**Exercise**
Below are records; how many of their lines contain "MODULE"? Answer with only the number.

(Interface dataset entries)
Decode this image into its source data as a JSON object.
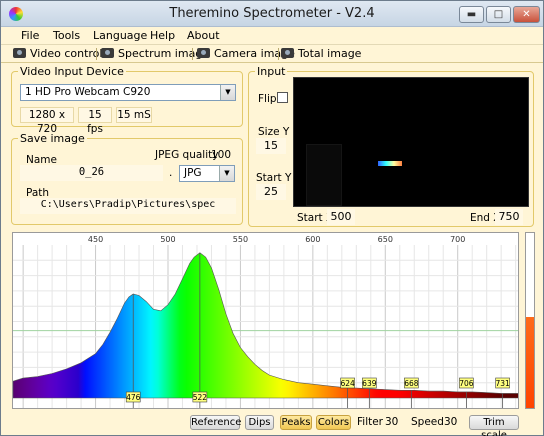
{
  "window": {
    "title": "Theremino Spectrometer - V2.4"
  },
  "menu": [
    "File",
    "Tools",
    "Language",
    "Help",
    "About"
  ],
  "toolbar": {
    "video_controls": "Video controls",
    "spectrum_image": "Spectrum image",
    "camera_image": "Camera image",
    "total_image": "Total image"
  },
  "video_input": {
    "title": "Video Input Device",
    "device": "1 HD Pro Webcam C920",
    "resolution": "1280 x 720",
    "fps": "15 fps",
    "exposure": "15 mS"
  },
  "save_image": {
    "title": "Save image",
    "name_label": "Name",
    "name_value": "0_26",
    "jpeg_quality_label": "JPEG quality",
    "jpeg_quality_value": "100",
    "dot": ".",
    "format": "JPG",
    "path_label": "Path",
    "path_value": "C:\\Users\\Pradip\\Pictures\\spec"
  },
  "input": {
    "title": "Input",
    "flip_label": "Flip",
    "size_y_label": "Size Y",
    "size_y_value": "15",
    "start_y_label": "Start Y",
    "start_y_value": "25",
    "start_x_label": "Start X",
    "start_x_value": "500",
    "end_x_label": "End X",
    "end_x_value": "750"
  },
  "chart_data": {
    "type": "area",
    "xlabel": "",
    "ylabel": "",
    "xlim": [
      393,
      743
    ],
    "ticks": [
      450,
      500,
      550,
      600,
      650,
      700
    ],
    "tick_labels": [
      "450",
      "500",
      "550",
      "600",
      "650",
      "700"
    ],
    "x": [
      393,
      400,
      410,
      420,
      430,
      440,
      450,
      455,
      460,
      465,
      470,
      473,
      476,
      480,
      485,
      490,
      495,
      500,
      505,
      510,
      515,
      518,
      522,
      526,
      530,
      535,
      540,
      545,
      550,
      555,
      560,
      565,
      570,
      580,
      590,
      600,
      610,
      620,
      630,
      640,
      650,
      660,
      670,
      680,
      690,
      700,
      710,
      720,
      730,
      743
    ],
    "values": [
      0.11,
      0.13,
      0.14,
      0.16,
      0.19,
      0.23,
      0.29,
      0.35,
      0.43,
      0.52,
      0.62,
      0.66,
      0.68,
      0.67,
      0.63,
      0.58,
      0.57,
      0.61,
      0.68,
      0.78,
      0.88,
      0.92,
      0.95,
      0.92,
      0.85,
      0.71,
      0.55,
      0.42,
      0.33,
      0.27,
      0.22,
      0.18,
      0.15,
      0.12,
      0.1,
      0.09,
      0.08,
      0.07,
      0.065,
      0.06,
      0.055,
      0.05,
      0.05,
      0.045,
      0.045,
      0.04,
      0.04,
      0.035,
      0.03,
      0.03
    ],
    "ylim": [
      0,
      1
    ],
    "peaks": [
      {
        "x": 476,
        "label": "476"
      },
      {
        "x": 522,
        "label": "522"
      },
      {
        "x": 624,
        "label": "624"
      },
      {
        "x": 639,
        "label": "639"
      },
      {
        "x": 668,
        "label": "668"
      },
      {
        "x": 706,
        "label": "706"
      },
      {
        "x": 731,
        "label": "731"
      }
    ],
    "grid": true
  },
  "bottom": {
    "reference": "Reference",
    "dips": "Dips",
    "peaks": "Peaks",
    "colors": "Colors",
    "filter_label": "Filter",
    "filter_value": "30",
    "speed_label": "Speed",
    "speed_value": "30",
    "trim_scale": "Trim scale"
  },
  "colors": {
    "panel_bg": "#fff5d6",
    "group_border": "#e2c96a",
    "peak_marker": "#ffff80"
  }
}
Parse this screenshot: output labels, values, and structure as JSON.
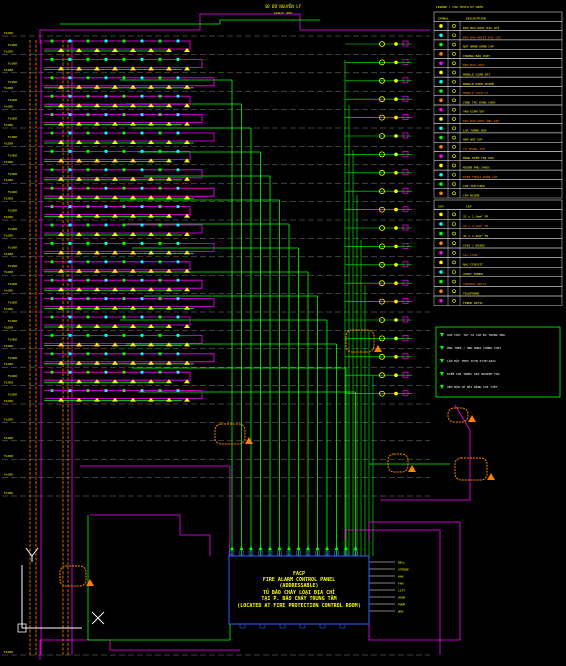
{
  "drawing": {
    "top_title": "SƠ ĐỒ NGUYÊN LÝ",
    "top_subtitle": "SCALE: NTS",
    "floor_label": "FLOOR",
    "colors": {
      "background": "#000000",
      "loop_green": "#00ff00",
      "loop_magenta": "#ff00ff",
      "riser_orange": "#ff8000",
      "device_yellow": "#ffff00",
      "cyan": "#00ffff",
      "blue": "#3060ff",
      "grey_dash": "#808080"
    }
  },
  "panel": {
    "lines": [
      "FACP",
      "FIRE ALARM CONTROL PANEL",
      "(ADDRESSABLE)",
      "TỦ BÁO CHÁY LOẠI ĐỊA CHỈ",
      "TẠI P. BÁO CHÁY TRUNG TÂM",
      "(LOCATED AT FIRE PROTECTION CONTROL ROOM)"
    ]
  },
  "legend_main": {
    "title": "LEGEND / CHÚ THÍCH KÝ HIỆU",
    "headers": [
      "SYMBOL",
      "DESCRIPTION"
    ],
    "rows": [
      "ĐẦU BÁO KHÓI ĐỊA CHỈ",
      "ĐẦU BÁO NHIỆT ĐỊA CHỈ",
      "NÚT NHẤN KHẨN CẤP",
      "CHUÔNG BÁO CHÁY",
      "ĐÈN BÁO CHÁY",
      "MODULE GIÁM SÁT",
      "MODULE ĐIỀU KHIỂN",
      "MODULE CÁCH LY",
      "CÔNG TẮC DÒNG CHẢY",
      "VAN GIÁM SÁT",
      "ĐẦU BÁO KHÓI ỐNG GIÓ",
      "LOA THÔNG BÁO",
      "HỘP NỐI DÂY",
      "TỦ TRUNG TÂM",
      "BẢNG HIỂN THỊ PHỤ",
      "NGUỒN PHỤ 24VDC",
      "ĐIỆN THOẠI KHẨN CẤP",
      "CÁP TÍN HIỆU",
      "CÁP NGUỒN"
    ]
  },
  "legend_wiring": {
    "headers": [
      "SYM",
      "CÁP"
    ],
    "rows": [
      "2C x 1.5mm² FR",
      "2C x 2.5mm² FR",
      "4C x 1.5mm² FR",
      "CAT6 / RS485",
      "SLC LOOP",
      "NAC CIRCUIT",
      "24VDC POWER",
      "CONTROL RELAY",
      "TELEPHONE",
      "FIBER OPTIC"
    ]
  },
  "legend_notes": {
    "rows": [
      "GHI CHÚ: TẤT CẢ CÁP ĐI TRONG ỐNG",
      "ỐNG THÉP / ỐNG NHỰA CHỐNG CHÁY",
      "LẮP ĐẶT THEO TCVN 5738:2021",
      "KIỂM TRA TRƯỚC KHI NGHIỆM THU",
      "XEM BẢN VẼ MẶT BẰNG CHI TIẾT"
    ]
  },
  "panel_outputs": [
    "BELL",
    "STROBE",
    "AHU",
    "FAN",
    "LIFT",
    "DOOR",
    "PUMP",
    "BMS"
  ],
  "ucs": {
    "x": "X",
    "y": "Y"
  }
}
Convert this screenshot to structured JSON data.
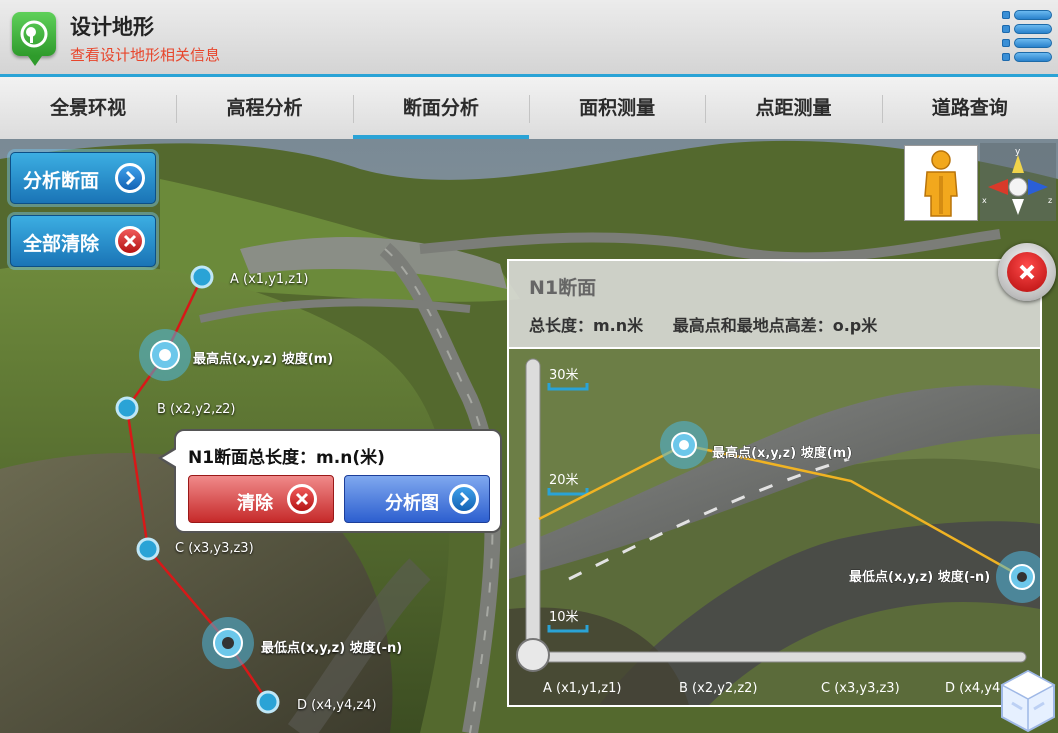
{
  "app": {
    "title": "设计地形",
    "subtitle": "查看设计地形相关信息"
  },
  "tabs": [
    {
      "label": "全景环视",
      "active": false
    },
    {
      "label": "高程分析",
      "active": false
    },
    {
      "label": "断面分析",
      "active": true
    },
    {
      "label": "面积测量",
      "active": false
    },
    {
      "label": "点距测量",
      "active": false
    },
    {
      "label": "道路查询",
      "active": false
    }
  ],
  "sidebar": {
    "analyze_label": "分析断面",
    "clear_all_label": "全部清除"
  },
  "section_points": {
    "a": "A (x1,y1,z1)",
    "highest": "最高点(x,y,z) 坡度(m)",
    "b": "B (x2,y2,z2)",
    "c": "C (x3,y3,z3)",
    "lowest": "最低点(x,y,z) 坡度(-n)",
    "d": "D (x4,y4,z4)"
  },
  "popup": {
    "title": "N1断面总长度：m.n(米)",
    "clear_label": "清除",
    "chart_label": "分析图"
  },
  "panel": {
    "title": "N1断面",
    "total_length": "总长度：m.n米",
    "height_diff": "最高点和最地点高差：o.p米"
  },
  "chart_data": {
    "type": "line",
    "y_ticks": [
      "30米",
      "20米",
      "10米"
    ],
    "x_labels": [
      "A (x1,y1,z1)",
      "B (x2,y2,z2)",
      "C (x3,y3,z3)",
      "D (x4,y4,z4)"
    ],
    "highest_label": "最高点(x,y,z) 坡度(m)",
    "lowest_label": "最低点(x,y,z) 坡度(-n)",
    "line_color": "#f0b323"
  },
  "colors": {
    "accent": "#2aa3d6",
    "route": "#d81818",
    "profile": "#f0b323"
  },
  "icons": {
    "logo": "terrain-pin-icon",
    "menu": "menu-list-icon",
    "person": "person-view-icon",
    "axis": "xyz-axis-gizmo-icon",
    "close": "close-icon",
    "cube": "cube-icon"
  }
}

**Task result**
3